Recently Anne Midgette, the Washington Post music critic, published a thought-provoking article (complete with video) and related blog post about introducing contemporary concert music to folks who did not know where to start listening. I have an alternative that I would humbly submit: introduce the uninitiated not to composers, but to chamber ensembles.
When I was compiling the list of questions I wanted to ask composers during this interview project, I knew ahead of time that I wouldn’t have to worry about whether or not the artist would have an answer for most of them; process, titles, business, self-doubt—these are topics to which any composer is going to have some type of response. The one question I really wasn’t sure about was what kind of relationship, if any, the composer had with their community.
As I’ve been asking composers what their creative process is, I’ve noticed a curious pattern related to orchestration. Most experienced composers tend to put the specific and painstakingly complex task of orchestration on the back end of their process, waiting until the piece in the abstract is sketched out (especially if it is a large ensemble work, where they have a great deal of timbral flexibility). Even those who feel comfortable composing “direct to score” on a large work will wait until they have a very good sense of what the piece is about conceptually before making orchestration decisions.
The fact of the matter is that very, very few composers would be able to be as good as they are or as successful if they did not have strong relationships with performers and conductors. It is those friendships, be they casual or intense, that inevitably spur on a good portion of most composers’ output.
While most composers feel somewhat comfortable discussing the technical “nuts and bolts” aspects of their compositional processes and techniques, it feels like you’re on thin ice when you ask them about what “inspired” a work or what ideas or mechanisms caused a work to emerge in its current shape. As I’ve been slowly racking up interviews with composers, I’ve tried to get around this thin ice by coming at the question from a side angle: “Do you incorporate non-musical ideas into your music and, if so, how do you go about it?”
As I was discussing several different issues with a colleague who is affiliated with a regional NPR radio station, the topic of my radio show that had focused on living composers came up. I’ve been seriously looking into starting it back up in Western NY and was curious if the folks in their area might be interested. After informing me of who to speak to, my colleague thought about it for a second and incredulously asked “Really? An entire hour of new music?”

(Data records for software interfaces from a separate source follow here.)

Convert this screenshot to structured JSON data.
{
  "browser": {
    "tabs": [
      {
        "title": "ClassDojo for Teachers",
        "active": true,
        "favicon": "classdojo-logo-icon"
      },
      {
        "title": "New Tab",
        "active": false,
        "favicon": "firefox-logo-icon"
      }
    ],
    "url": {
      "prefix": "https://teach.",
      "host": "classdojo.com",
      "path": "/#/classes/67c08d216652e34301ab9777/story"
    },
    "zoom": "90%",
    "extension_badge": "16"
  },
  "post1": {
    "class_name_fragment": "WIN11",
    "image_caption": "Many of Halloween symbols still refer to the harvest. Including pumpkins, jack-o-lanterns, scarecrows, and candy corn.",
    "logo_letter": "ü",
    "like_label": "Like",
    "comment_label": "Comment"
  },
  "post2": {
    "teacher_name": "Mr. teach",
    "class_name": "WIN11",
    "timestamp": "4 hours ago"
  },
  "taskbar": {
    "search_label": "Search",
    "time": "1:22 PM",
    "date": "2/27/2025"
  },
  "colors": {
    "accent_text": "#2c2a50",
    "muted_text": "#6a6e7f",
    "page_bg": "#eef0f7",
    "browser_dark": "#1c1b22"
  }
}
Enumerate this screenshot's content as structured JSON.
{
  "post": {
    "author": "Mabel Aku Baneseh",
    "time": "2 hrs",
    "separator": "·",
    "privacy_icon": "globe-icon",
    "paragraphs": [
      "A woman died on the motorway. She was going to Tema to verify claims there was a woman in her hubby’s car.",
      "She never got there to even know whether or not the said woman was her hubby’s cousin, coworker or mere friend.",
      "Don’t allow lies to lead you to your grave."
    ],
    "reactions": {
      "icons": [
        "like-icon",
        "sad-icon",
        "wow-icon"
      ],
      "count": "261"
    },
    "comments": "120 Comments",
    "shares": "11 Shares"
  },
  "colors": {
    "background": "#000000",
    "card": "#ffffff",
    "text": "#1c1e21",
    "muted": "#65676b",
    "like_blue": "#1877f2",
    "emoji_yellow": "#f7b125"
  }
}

I’ve been mulling over whether or not to write about Jan Swafford’s piece in Slate magazine about contemporary concert music, “A Grand Tour of Contemporary Music: All the new noise explained.” Many of the positives and negatives of the article have been hashed over, but one concept still seems to be left hanging—the actual point of his piece.
While many of the questions I’ve asked the composers I’ve been interviewing have focused on topics directly or indirectly related to the artistic side of their careers, I have also been inquiring about their experiences with the business of having a career as a composer. After the many stories I’ve heard already, it is hard to imagine too many career paths outside of composing that would allow for such a myriad of options.
Last week I helped my colleagues sift through 140(!) submissions for NYSSMA’s Young Composer’s Concert that will occur at the Winter Conference in Rochester this December. These submissions were sent in from all over the state of New York by composers who ranged in age from a girl in 2nd grade to several 11th graders; instrumentation ranged from solo piano to full orchestra and styles were all over the map.